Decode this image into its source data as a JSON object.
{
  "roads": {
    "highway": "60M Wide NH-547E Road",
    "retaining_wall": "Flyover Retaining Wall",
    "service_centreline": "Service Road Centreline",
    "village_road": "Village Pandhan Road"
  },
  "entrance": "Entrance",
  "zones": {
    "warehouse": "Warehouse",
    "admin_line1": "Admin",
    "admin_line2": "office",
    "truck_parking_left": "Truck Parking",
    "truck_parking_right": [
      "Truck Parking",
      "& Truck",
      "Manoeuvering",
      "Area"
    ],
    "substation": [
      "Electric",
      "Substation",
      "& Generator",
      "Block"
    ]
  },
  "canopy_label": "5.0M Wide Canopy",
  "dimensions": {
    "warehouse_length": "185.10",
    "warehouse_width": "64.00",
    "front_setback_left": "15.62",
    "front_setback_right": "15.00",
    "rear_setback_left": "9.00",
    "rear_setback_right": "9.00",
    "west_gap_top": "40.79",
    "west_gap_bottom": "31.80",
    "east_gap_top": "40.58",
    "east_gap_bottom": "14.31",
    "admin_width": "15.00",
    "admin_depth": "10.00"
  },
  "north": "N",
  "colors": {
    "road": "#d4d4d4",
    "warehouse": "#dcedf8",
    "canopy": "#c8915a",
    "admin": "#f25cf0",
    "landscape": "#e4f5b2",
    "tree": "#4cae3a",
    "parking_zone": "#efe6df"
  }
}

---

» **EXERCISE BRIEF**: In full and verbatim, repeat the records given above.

» **TASK RESPONSE**:
Decode this image into its source data as a JSON object.
{
  "roads": {
    "highway": "60M Wide NH-547E Road",
    "retaining_wall": "Flyover Retaining Wall",
    "service_centreline": "Service Road Centreline",
    "village_road": "Village Pandhan Road"
  },
  "entrance": "Entrance",
  "zones": {
    "warehouse": "Warehouse",
    "admin_line1": "Admin",
    "admin_line2": "office",
    "truck_parking_left": "Truck Parking",
    "truck_parking_right": [
      "Truck Parking",
      "& Truck",
      "Manoeuvering",
      "Area"
    ],
    "substation": [
      "Electric",
      "Substation",
      "& Generator",
      "Block"
    ]
  },
  "canopy_label": "5.0M Wide Canopy",
  "dimensions": {
    "warehouse_length": "185.10",
    "warehouse_width": "64.00",
    "front_setback_left": "15.62",
    "front_setback_right": "15.00",
    "rear_setback_left": "9.00",
    "rear_setback_right": "9.00",
    "west_gap_top": "40.79",
    "west_gap_bottom": "31.80",
    "east_gap_top": "40.58",
    "east_gap_bottom": "14.31",
    "admin_width": "15.00",
    "admin_depth": "10.00"
  },
  "north": "N",
  "colors": {
    "road": "#d4d4d4",
    "warehouse": "#dcedf8",
    "canopy": "#c8915a",
    "admin": "#f25cf0",
    "landscape": "#e4f5b2",
    "tree": "#4cae3a",
    "parking_zone": "#efe6df"
  }
}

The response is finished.